Find the lines of the material below that include the string "help", then copy each one.
-------- EXTRACTED MATERIAL --------
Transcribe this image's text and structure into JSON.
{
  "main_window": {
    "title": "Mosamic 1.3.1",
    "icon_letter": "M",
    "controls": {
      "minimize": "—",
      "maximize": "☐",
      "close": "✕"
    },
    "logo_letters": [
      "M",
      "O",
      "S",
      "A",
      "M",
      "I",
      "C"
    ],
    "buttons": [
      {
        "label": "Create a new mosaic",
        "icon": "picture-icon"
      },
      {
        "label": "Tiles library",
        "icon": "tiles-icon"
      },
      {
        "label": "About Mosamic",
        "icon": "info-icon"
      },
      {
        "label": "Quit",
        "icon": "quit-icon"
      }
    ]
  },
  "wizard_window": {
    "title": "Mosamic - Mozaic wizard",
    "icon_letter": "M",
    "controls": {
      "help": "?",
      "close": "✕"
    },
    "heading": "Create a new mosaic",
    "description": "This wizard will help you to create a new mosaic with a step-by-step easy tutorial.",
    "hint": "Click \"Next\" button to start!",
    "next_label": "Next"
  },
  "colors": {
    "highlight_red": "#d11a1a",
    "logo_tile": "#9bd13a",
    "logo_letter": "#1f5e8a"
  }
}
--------
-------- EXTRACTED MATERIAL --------
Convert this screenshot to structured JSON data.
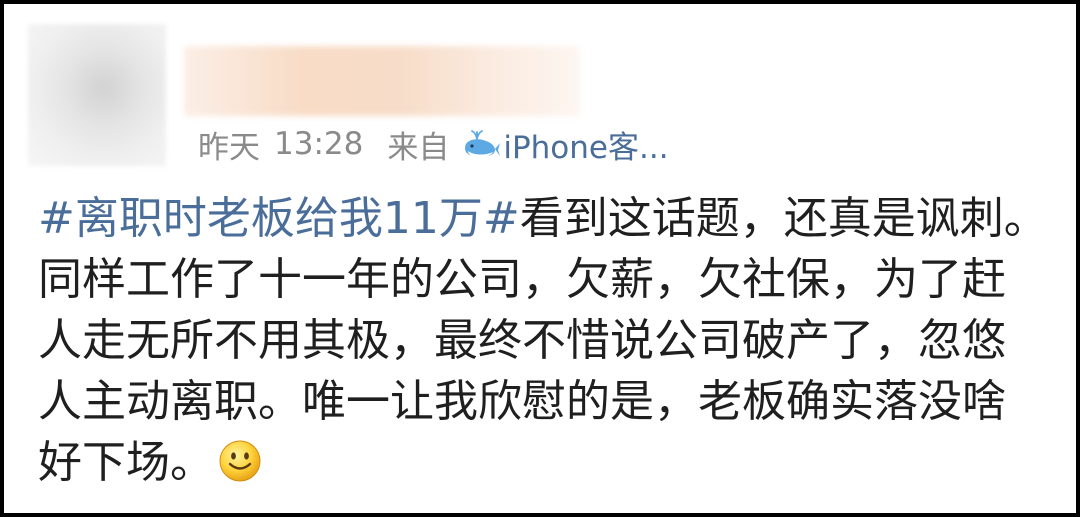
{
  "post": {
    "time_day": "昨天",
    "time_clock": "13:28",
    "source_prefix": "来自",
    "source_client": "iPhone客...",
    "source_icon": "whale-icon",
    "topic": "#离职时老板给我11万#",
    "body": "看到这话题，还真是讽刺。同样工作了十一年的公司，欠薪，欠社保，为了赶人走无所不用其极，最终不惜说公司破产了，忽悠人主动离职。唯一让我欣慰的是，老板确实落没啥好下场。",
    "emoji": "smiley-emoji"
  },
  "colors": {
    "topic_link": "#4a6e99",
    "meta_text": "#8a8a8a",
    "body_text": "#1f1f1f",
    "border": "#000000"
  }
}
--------
EXERCISE RESPONSE:
      "help": "?",
    "description": "This wizard will help you to create a new mosaic with a step-by-step easy tutorial.",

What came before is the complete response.